7)  Fail to mention private sector deleveraging.  If the government is assuming higher debt loads in order to allow households and private firms to deleverage, that's a good use of budget deficits.  But don't say that! 

How do Hubbard and Kane do?  No mention of U.S. private-sector deleveraging. A full point! 

8)  Compare the government to.... something that is not a government.  Sure, the U.S. government can print currency if necessary and has a much longer time horizon than households and is not like a private-sector firm in many, many ways.  But debtists should use this analogy because it's political gold.  Comparing the U.S. government to a bankrupt family or firm invokes all the moral opprobrium without any blowback!

How do Hubbard and Kane do?  Bingo.  "The federal government continues to analyze Social Security and Medicare through the lens of cash accounting: counting up the costs of new long-term obligations not in the year the obligation is made, but off in the distant future when they must be paid. Private firms must accumulate funds to meet their pension obligations, why not Uncle Sam?"  A full point!

9)  Heterodoxy to signal that you're not insane.  The smart debtist needs to acknowledge that some of their allies might be making some crazy-ass arguments that undermine their overall argument.  Rhetorically distancing one's self from these people is a smart move. 

How do Hubbard and Kane do?  Very well, as they devote a considerable amount of their op-ed to discredit the "starve-the-beast" argument in favor of tax cuts. A full point!   

10)  Propose crazy-ass plan to solve the problem. Whether it's cutting the budget deficit by approximately "$250 billion a year over the next four to five years," or something even more radical, debtists can't just complain about the problem, they must propose a solution.  And the more radical the better!  The more "out there" the solution, the more like it seems like the debt problem must be really, really serious. 
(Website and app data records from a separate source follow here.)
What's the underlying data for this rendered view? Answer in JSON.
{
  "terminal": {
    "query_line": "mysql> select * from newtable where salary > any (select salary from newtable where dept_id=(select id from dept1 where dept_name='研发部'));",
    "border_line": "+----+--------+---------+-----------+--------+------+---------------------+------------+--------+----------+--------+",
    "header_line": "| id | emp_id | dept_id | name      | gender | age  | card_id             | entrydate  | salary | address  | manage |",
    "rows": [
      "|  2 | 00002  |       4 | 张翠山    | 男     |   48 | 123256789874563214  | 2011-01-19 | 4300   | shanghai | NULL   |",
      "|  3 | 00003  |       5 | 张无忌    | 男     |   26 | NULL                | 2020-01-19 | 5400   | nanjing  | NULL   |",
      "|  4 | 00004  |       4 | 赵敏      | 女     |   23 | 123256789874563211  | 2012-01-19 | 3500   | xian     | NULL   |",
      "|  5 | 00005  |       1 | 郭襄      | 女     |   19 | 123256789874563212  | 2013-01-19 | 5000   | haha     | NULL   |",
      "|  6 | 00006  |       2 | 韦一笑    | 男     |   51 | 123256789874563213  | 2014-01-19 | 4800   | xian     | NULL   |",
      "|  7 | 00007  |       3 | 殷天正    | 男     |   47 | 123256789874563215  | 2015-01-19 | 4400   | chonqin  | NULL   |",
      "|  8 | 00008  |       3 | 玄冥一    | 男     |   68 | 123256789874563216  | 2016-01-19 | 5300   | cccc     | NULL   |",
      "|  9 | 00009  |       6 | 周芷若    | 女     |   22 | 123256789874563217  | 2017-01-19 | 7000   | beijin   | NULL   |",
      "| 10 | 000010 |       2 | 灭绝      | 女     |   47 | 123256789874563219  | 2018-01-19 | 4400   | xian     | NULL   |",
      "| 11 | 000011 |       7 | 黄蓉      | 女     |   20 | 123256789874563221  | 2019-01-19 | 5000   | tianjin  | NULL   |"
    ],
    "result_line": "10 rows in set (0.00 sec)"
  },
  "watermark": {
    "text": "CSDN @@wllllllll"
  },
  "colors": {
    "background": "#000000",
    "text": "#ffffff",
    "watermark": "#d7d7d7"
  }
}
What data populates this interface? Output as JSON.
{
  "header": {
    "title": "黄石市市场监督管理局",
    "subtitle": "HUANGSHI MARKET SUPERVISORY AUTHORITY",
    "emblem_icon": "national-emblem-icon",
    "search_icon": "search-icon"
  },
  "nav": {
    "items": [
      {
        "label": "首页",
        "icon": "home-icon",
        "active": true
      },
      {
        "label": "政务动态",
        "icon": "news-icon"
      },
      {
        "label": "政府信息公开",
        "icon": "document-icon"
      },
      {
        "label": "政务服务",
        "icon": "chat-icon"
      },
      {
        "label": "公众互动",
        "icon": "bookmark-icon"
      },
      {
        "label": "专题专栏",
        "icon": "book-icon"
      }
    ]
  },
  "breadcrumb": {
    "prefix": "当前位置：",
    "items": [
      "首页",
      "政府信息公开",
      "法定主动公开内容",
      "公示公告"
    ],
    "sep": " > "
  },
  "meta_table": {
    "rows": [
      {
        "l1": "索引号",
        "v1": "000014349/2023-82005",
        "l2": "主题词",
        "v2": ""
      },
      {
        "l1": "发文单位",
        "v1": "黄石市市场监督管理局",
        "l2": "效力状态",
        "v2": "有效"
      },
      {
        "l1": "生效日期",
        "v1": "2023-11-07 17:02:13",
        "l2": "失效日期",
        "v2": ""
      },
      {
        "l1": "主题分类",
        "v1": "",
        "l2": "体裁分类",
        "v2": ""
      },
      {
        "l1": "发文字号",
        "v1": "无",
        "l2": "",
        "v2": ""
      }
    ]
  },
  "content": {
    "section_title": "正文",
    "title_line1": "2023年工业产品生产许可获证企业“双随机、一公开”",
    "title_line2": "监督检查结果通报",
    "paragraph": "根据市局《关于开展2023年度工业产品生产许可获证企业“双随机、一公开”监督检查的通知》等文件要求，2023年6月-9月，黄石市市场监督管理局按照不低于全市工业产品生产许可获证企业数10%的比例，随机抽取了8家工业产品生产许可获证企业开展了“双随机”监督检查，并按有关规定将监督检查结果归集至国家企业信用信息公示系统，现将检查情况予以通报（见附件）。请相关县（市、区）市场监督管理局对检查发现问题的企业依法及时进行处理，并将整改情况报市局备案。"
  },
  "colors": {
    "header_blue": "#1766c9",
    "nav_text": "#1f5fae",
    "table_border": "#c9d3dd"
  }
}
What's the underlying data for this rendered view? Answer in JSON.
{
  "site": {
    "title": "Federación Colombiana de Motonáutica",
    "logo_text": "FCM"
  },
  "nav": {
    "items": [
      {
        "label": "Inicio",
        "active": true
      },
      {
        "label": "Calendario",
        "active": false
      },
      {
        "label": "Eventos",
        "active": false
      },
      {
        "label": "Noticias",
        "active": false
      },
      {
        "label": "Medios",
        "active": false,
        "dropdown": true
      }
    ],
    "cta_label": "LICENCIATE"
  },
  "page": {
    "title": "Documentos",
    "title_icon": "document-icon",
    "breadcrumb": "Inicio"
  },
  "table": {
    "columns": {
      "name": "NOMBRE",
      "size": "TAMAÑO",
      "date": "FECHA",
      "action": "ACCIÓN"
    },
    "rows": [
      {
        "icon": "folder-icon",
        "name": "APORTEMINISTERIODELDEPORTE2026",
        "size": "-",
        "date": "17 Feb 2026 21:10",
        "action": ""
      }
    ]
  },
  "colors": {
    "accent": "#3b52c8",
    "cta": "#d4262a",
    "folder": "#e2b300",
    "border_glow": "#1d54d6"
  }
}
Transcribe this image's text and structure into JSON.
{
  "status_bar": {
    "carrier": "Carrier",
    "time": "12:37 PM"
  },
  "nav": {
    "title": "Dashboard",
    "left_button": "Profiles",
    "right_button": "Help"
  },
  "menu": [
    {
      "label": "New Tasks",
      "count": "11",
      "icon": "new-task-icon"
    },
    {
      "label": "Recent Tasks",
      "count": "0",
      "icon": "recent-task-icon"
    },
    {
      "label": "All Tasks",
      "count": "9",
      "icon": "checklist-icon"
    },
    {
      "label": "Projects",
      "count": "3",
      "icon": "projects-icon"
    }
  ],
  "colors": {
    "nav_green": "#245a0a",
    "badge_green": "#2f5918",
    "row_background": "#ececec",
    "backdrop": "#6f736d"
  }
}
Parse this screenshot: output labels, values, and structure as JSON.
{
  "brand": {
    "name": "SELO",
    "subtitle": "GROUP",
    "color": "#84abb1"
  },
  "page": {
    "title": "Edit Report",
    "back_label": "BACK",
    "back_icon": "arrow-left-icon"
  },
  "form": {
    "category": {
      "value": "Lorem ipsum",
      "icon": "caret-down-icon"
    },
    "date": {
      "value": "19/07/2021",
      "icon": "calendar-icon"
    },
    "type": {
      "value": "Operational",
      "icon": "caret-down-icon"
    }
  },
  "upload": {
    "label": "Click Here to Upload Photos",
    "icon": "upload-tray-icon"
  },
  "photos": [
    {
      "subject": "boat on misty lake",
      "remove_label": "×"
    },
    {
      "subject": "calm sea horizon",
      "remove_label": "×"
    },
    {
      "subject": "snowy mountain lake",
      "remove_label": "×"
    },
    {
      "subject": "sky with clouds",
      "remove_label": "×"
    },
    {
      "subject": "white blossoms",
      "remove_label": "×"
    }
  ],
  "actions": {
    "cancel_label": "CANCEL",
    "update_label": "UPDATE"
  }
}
How do Hubbard and Kane do?  They close their op-ed with a passionate argument in favor of, "a 28th Amendment to the Constitution requiring a balanced budget."  If I could award them two points, I would. 

So, tallying up the figures, Hubbard and Kane's op-ed gets a seven on the Cassandra Scale.  Very respectable.  Not Niall Ferguson-level hysteria.... but respectable.   

Readers are encouraged to apply the Cassandra scale to past and future debtist arguments to see how well they score.  It's easy and fun! 

UPDATE:  As many have pointed out, it would appear that Cassandra was the wrong name for this scale.  I was looking for a symbolic name of someone who calls out false warnings when there is no emergency, and it would appear picked a name symbolic of the exact opposite of what I intended.  I blame myself -- I should have taken Mythology instead of that Shakespeare course in college. 

Sooo.... readers are warmly encouraged to come up with a better name for this scale.